This Court did say that cancellation is presumptively reasonable to avoid dumping of "substantial" unfunded liability. The Court's reference to "substantial" liability could be read to imply that an insubstantial dumping would not justify cancellation of past service credits. But we read the reference as descriptive of the facts of this case rather than as stating a limiting rule: that is to say, $750,000 (the amount of unfunded liability that would be dumped if past service credits were not cancelled here) is undoubtedly "substantial." Furthermore, because past service credits are cancelled by the Fund only to the extent necessary to avoid dumping unfunded liability, if the unfunded liability avoided were less than in this case, the impact on beneficiaries would consequently be less also

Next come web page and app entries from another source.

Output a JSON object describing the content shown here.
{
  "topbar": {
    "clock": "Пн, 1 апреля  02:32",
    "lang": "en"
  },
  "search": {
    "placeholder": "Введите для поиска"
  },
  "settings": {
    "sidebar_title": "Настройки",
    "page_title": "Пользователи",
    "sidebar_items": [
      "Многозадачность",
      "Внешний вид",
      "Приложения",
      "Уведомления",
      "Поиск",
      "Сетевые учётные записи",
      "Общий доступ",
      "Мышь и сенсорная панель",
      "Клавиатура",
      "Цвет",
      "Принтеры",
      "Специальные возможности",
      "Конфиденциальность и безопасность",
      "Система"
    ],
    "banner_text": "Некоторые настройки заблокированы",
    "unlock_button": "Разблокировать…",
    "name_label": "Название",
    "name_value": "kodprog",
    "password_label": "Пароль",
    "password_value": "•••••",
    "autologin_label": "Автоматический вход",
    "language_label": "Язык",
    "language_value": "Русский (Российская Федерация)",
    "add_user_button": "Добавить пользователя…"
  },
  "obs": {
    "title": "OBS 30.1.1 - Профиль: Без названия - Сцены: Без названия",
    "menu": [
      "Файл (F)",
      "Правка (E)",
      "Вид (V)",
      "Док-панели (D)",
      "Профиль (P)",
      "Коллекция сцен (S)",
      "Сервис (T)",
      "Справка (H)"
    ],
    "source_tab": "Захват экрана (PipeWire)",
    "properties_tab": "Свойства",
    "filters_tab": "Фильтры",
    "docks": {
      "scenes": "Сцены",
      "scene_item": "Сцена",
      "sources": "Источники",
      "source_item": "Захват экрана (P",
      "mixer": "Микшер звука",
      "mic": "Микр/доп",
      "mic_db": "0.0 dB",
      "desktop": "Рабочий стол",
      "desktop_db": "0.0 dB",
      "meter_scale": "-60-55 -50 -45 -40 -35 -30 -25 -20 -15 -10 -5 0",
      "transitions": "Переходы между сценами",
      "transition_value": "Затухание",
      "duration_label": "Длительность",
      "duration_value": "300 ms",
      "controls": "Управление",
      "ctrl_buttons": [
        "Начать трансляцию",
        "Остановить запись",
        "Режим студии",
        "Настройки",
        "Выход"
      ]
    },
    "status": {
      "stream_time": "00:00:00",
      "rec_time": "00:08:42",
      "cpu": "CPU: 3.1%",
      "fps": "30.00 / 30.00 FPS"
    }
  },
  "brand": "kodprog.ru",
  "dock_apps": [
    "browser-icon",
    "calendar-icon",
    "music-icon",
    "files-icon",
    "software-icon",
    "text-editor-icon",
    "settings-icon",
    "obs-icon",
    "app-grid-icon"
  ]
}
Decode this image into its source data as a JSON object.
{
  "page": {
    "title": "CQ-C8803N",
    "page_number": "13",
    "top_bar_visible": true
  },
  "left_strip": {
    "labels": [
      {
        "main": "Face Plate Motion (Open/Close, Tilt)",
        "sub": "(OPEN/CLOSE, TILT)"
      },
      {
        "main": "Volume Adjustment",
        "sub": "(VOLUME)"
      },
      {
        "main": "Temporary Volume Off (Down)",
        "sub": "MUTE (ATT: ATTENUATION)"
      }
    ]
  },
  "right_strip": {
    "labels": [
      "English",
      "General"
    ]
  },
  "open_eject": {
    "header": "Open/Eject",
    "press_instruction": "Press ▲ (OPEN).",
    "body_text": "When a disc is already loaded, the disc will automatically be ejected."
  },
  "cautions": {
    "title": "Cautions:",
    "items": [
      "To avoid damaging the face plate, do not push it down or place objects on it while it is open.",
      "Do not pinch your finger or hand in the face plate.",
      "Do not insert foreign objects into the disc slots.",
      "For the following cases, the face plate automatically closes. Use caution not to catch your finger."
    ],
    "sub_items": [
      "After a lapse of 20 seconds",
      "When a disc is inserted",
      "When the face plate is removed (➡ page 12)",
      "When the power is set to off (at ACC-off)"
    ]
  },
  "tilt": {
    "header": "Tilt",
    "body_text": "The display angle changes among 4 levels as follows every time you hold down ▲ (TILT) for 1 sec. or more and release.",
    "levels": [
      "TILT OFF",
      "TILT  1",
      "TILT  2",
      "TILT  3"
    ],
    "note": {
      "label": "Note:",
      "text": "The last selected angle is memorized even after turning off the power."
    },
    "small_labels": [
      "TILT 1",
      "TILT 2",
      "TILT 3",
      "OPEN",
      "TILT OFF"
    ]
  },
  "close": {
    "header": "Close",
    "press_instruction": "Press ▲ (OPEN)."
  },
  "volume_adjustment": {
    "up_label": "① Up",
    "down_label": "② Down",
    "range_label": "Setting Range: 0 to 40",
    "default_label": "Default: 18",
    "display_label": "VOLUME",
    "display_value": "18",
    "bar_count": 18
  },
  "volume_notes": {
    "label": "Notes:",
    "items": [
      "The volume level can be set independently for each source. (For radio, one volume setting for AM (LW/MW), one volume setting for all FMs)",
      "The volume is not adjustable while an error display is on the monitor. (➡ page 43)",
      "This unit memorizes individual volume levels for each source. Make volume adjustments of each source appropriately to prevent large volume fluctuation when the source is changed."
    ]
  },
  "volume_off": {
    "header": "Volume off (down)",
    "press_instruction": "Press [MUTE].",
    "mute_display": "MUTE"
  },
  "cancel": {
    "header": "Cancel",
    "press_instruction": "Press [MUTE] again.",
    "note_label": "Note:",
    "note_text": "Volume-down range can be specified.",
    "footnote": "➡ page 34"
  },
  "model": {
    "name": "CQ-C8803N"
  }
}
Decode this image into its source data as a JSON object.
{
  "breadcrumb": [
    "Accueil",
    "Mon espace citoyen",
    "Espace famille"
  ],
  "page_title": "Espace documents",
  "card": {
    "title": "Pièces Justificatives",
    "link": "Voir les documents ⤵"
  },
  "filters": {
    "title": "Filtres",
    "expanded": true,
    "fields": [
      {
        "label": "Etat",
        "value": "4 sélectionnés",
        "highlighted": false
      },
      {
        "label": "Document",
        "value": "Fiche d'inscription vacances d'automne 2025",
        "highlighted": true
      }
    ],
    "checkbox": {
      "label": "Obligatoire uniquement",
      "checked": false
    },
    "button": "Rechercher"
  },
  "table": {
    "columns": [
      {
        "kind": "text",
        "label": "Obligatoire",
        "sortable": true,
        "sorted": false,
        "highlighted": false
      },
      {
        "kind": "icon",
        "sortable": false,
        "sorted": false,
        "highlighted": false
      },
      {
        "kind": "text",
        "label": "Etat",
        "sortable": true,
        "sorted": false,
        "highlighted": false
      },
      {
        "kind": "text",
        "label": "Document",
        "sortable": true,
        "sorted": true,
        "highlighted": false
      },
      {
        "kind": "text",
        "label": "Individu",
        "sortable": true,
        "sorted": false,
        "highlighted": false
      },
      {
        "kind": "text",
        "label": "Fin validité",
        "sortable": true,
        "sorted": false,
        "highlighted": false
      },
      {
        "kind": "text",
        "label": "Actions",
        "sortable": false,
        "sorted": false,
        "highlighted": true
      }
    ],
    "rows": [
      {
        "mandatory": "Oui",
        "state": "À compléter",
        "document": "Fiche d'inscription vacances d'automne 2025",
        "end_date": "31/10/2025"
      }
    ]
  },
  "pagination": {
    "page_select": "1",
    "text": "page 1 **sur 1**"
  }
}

Central Tool Co. v. I.A.M. Nat'l Pension Fund, 523 F.Supp. 812 (D.D.C.1981), appeals pending, Nos. 81-2047, -2056 (D.C.Cir.), on which appellants rely, is not inconsistent with our decision here. In that case, the court held that while cancellation of past service credits for purposes of vesting was impermissible, cancellation of such credits for purposes of determining benefit levels was appropriate where unfunded liability would otherwise result.
Appellants also briefly argue that retirees' vested pension rights may not be altered without their consent, claiming that it is a per se breach of contract under Section 301 of the Labor-Management Relations Act, 29 U.S.C. Sec. 185 (1982), to alter the benefits of one who has already retired and can do little to protect his or her position. This claim was not asserted in the Complaint filed below nor otherwise raised in the district court. It would be inappropriate for us to consider this question in these circumstances. See District of Columbia v. Air Florida, Inc., 750 F.2d 1077, 1084 (D.C.Cir.1984)